“The Reserve Bank Governor has a mandate to keep inflation at 1 – 2%. It’s well below that now. He is being constrained from cutting the OCR to meet his target because the Government isn’t doing its job on housing,” he said.
“National has lost control of the housing crisis. The only way to get on top of it is to change the government, and implement Labour’s plan to build more houses and crack down on the speculators National has been happy to indulge.”
(Updated with market reaction, economist reaction and more detail)
Here is the full statement below:
The Reserve Bank today left the Official Cash Rate unchanged at 2.25 percent.
Global financial market volatility has abated and the outlook for global growth appears to have stabilised after being revised down successively over recent quarters. There has been a modest recovery in commodity prices in recent months. However, the global economy remains weak despite very stimulatory monetary policy and significant downside risks remain.

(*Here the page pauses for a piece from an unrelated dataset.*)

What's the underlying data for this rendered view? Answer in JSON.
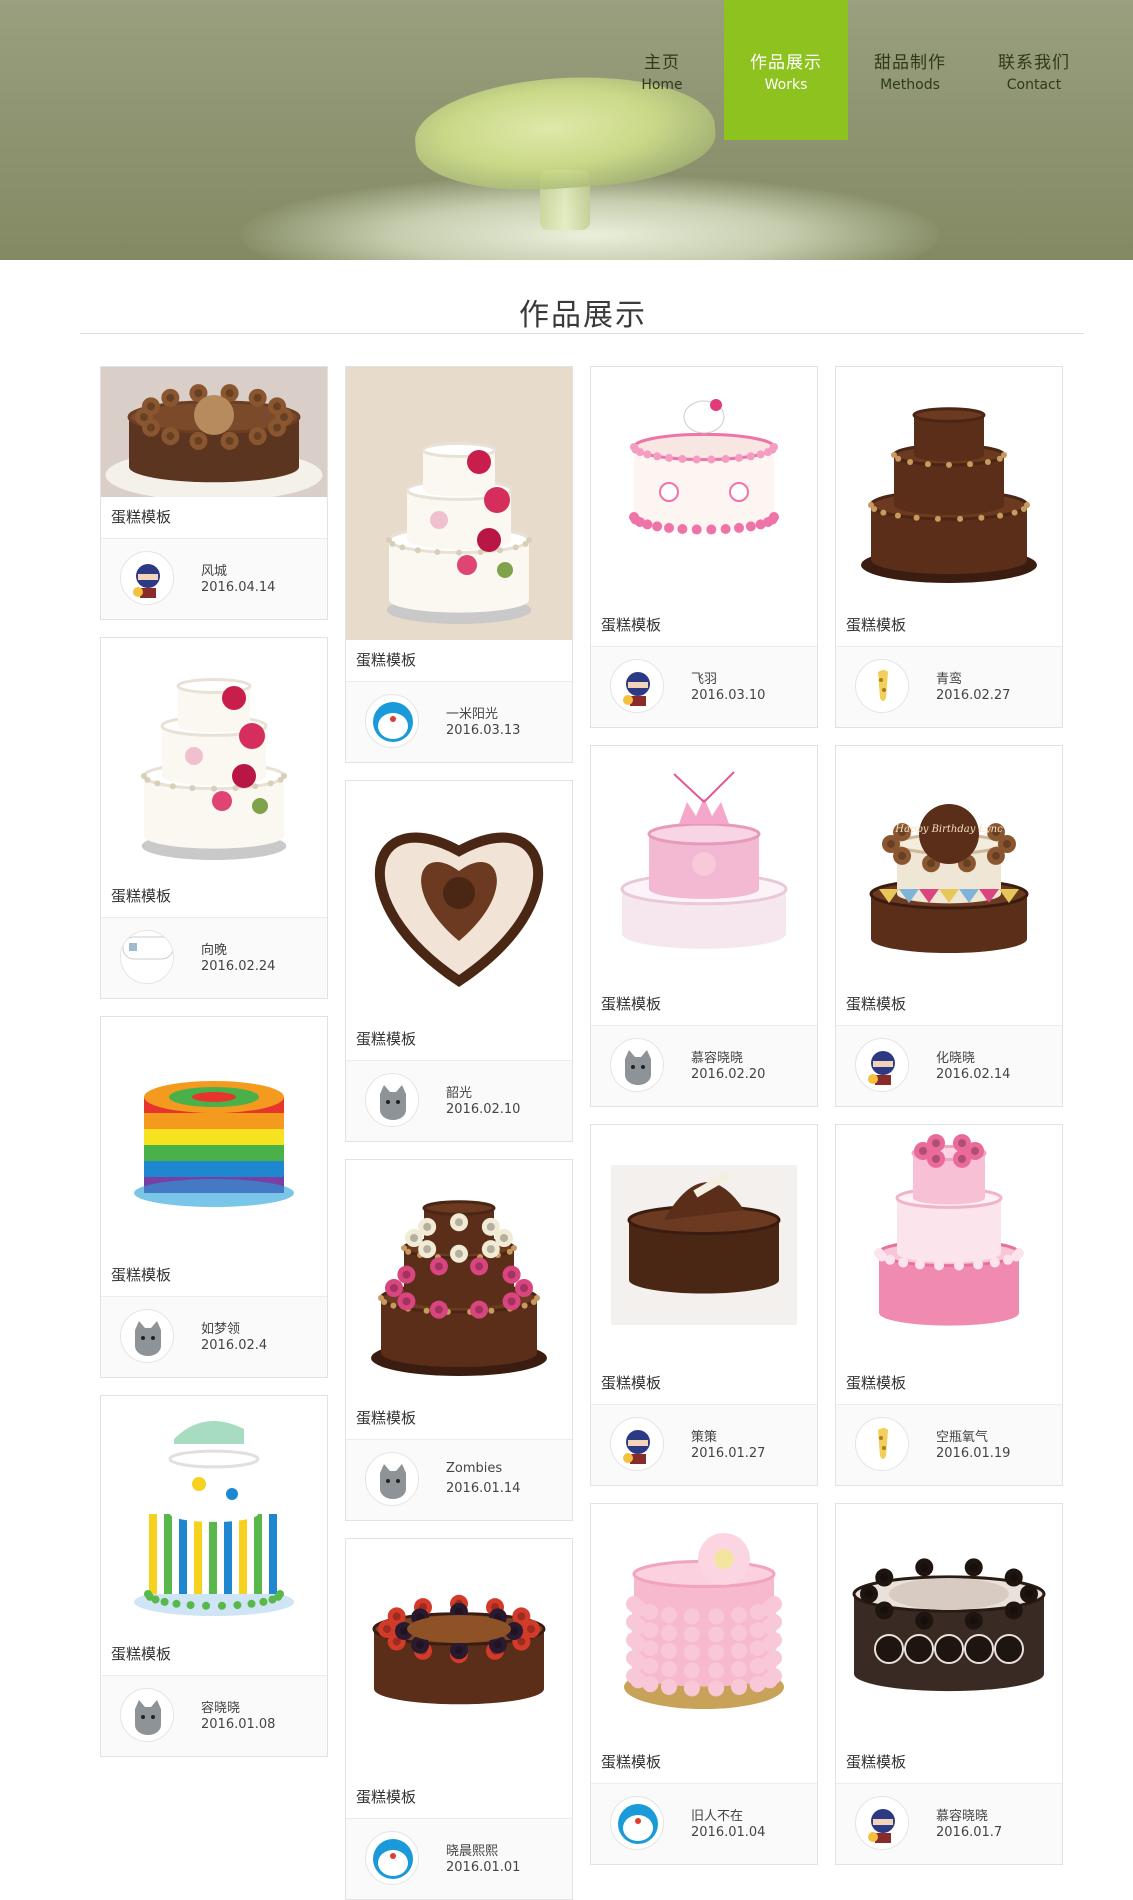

Domestic activity continues to be supported by strong net immigration, construction, tourism and accommodative monetary policy. The dairy sector remains a moderating influence with export prices below break-even levels for most farmers.
The exchange rate is higher than appropriate given New Zealand’s low export commodity prices. Together with weak overseas inflation, this is holding down tradables inflation. A lower New Zealand dollar would raise tradables inflation and assist the tradables sector.
House price inflation in Auckland and other regions is adding to financial stability concerns. Auckland house prices in particular are at very high levels, and additional housing supply is needed.
There continue to be many uncertainties around the outlook. Internationally, these relate to the prospects for global growth and commodity prices, the outlook for global financial markets, and political risks. Domestically, the main uncertainties relate to inflation expectations, the possibility of continued high net immigration, and pressures in the housing market.
Headline inflation is low, mostly due to low fuel and other import prices. Long-term inflation expectations are well-anchored at 2 percent. After falling in recent quarters, short-term inflation expectations appear to have stabilised.
We expect inflation to strengthen reflecting the accommodative stance of monetary policy, increases in fuel and other commodity prices, an expected depreciation in the New Zealand dollar and some increase in capacity pressures.
Monetary policy will continue to be accommodative. Further policy easing may be required to ensure that future average inflation settles near the middle of the target range. We will continue to watch closely the emerging flow of economic data.